WORK ITEM: With pictures omitted, restate the data word for word.

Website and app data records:

:::

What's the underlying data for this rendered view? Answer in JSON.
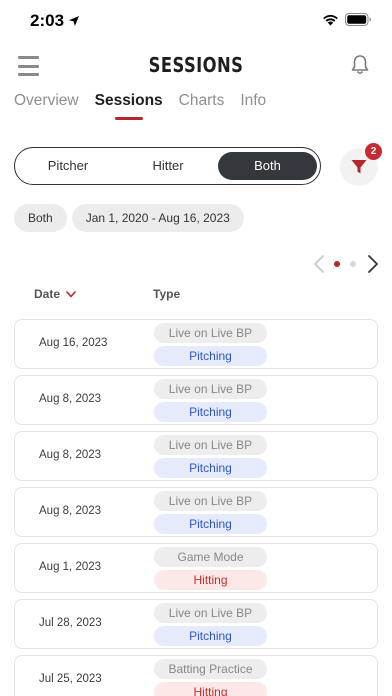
{
  "status_bar": {
    "time": "2:03"
  },
  "nav": {
    "title": "SESSIONS"
  },
  "tabs": [
    {
      "label": "Overview",
      "active": false
    },
    {
      "label": "Sessions",
      "active": true
    },
    {
      "label": "Charts",
      "active": false
    },
    {
      "label": "Info",
      "active": false
    }
  ],
  "segment": {
    "options": [
      "Pitcher",
      "Hitter",
      "Both"
    ],
    "selected": "Both"
  },
  "filter": {
    "badge_count": "2"
  },
  "chips": [
    "Both",
    "Jan 1, 2020 - Aug 16, 2023"
  ],
  "pager": {
    "pages": 2,
    "current": 1
  },
  "table": {
    "headers": {
      "date": "Date",
      "type": "Type"
    },
    "rows": [
      {
        "date": "Aug 16, 2023",
        "mode": "Live on Live BP",
        "category": "Pitching"
      },
      {
        "date": "Aug 8, 2023",
        "mode": "Live on Live BP",
        "category": "Pitching"
      },
      {
        "date": "Aug 8, 2023",
        "mode": "Live on Live BP",
        "category": "Pitching"
      },
      {
        "date": "Aug 8, 2023",
        "mode": "Live on Live BP",
        "category": "Pitching"
      },
      {
        "date": "Aug 1, 2023",
        "mode": "Game Mode",
        "category": "Hitting"
      },
      {
        "date": "Jul 28, 2023",
        "mode": "Live on Live BP",
        "category": "Pitching"
      },
      {
        "date": "Jul 25, 2023",
        "mode": "Batting Practice",
        "category": "Hitting"
      }
    ]
  },
  "colors": {
    "accent_red": "#b5272d",
    "badge_red": "#c62b31",
    "pitching_text": "#2f57c8",
    "pitching_bg": "#e6ebfb",
    "hitting_text": "#c3312f",
    "hitting_bg": "#fbe8e7",
    "segment_active": "#34383d"
  },
  "icons": {
    "location": "location-arrow-icon",
    "wifi": "wifi-icon",
    "battery": "battery-icon",
    "menu": "hamburger-menu-icon",
    "bell": "bell-icon",
    "filter": "funnel-filter-icon",
    "sort": "chevron-down-icon",
    "prev": "chevron-left-icon",
    "next": "chevron-right-icon"
  }
}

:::

RESULT OF THIS EXERCISE:
What's the underlying data for this rendered view? Answer in JSON.
{
  "status_bar": {
    "time": "2:03"
  },
  "nav": {
    "title": "SESSIONS"
  },
  "tabs": [
    {
      "label": "Overview",
      "active": false
    },
    {
      "label": "Sessions",
      "active": true
    },
    {
      "label": "Charts",
      "active": false
    },
    {
      "label": "Info",
      "active": false
    }
  ],
  "segment": {
    "options": [
      "Pitcher",
      "Hitter",
      "Both"
    ],
    "selected": "Both"
  },
  "filter": {
    "badge_count": "2"
  },
  "chips": [
    "Both",
    "Jan 1, 2020 - Aug 16, 2023"
  ],
  "pager": {
    "pages": 2,
    "current": 1
  },
  "table": {
    "headers": {
      "date": "Date",
      "type": "Type"
    },
    "rows": [
      {
        "date": "Aug 16, 2023",
        "mode": "Live on Live BP",
        "category": "Pitching"
      },
      {
        "date": "Aug 8, 2023",
        "mode": "Live on Live BP",
        "category": "Pitching"
      },
      {
        "date": "Aug 8, 2023",
        "mode": "Live on Live BP",
        "category": "Pitching"
      },
      {
        "date": "Aug 8, 2023",
        "mode": "Live on Live BP",
        "category": "Pitching"
      },
      {
        "date": "Aug 1, 2023",
        "mode": "Game Mode",
        "category": "Hitting"
      },
      {
        "date": "Jul 28, 2023",
        "mode": "Live on Live BP",
        "category": "Pitching"
      },
      {
        "date": "Jul 25, 2023",
        "mode": "Batting Practice",
        "category": "Hitting"
      }
    ]
  },
  "colors": {
    "accent_red": "#b5272d",
    "badge_red": "#c62b31",
    "pitching_text": "#2f57c8",
    "pitching_bg": "#e6ebfb",
    "hitting_text": "#c3312f",
    "hitting_bg": "#fbe8e7",
    "segment_active": "#34383d"
  },
  "icons": {
    "location": "location-arrow-icon",
    "wifi": "wifi-icon",
    "battery": "battery-icon",
    "menu": "hamburger-menu-icon",
    "bell": "bell-icon",
    "filter": "funnel-filter-icon",
    "sort": "chevron-down-icon",
    "prev": "chevron-left-icon",
    "next": "chevron-right-icon"
  }
}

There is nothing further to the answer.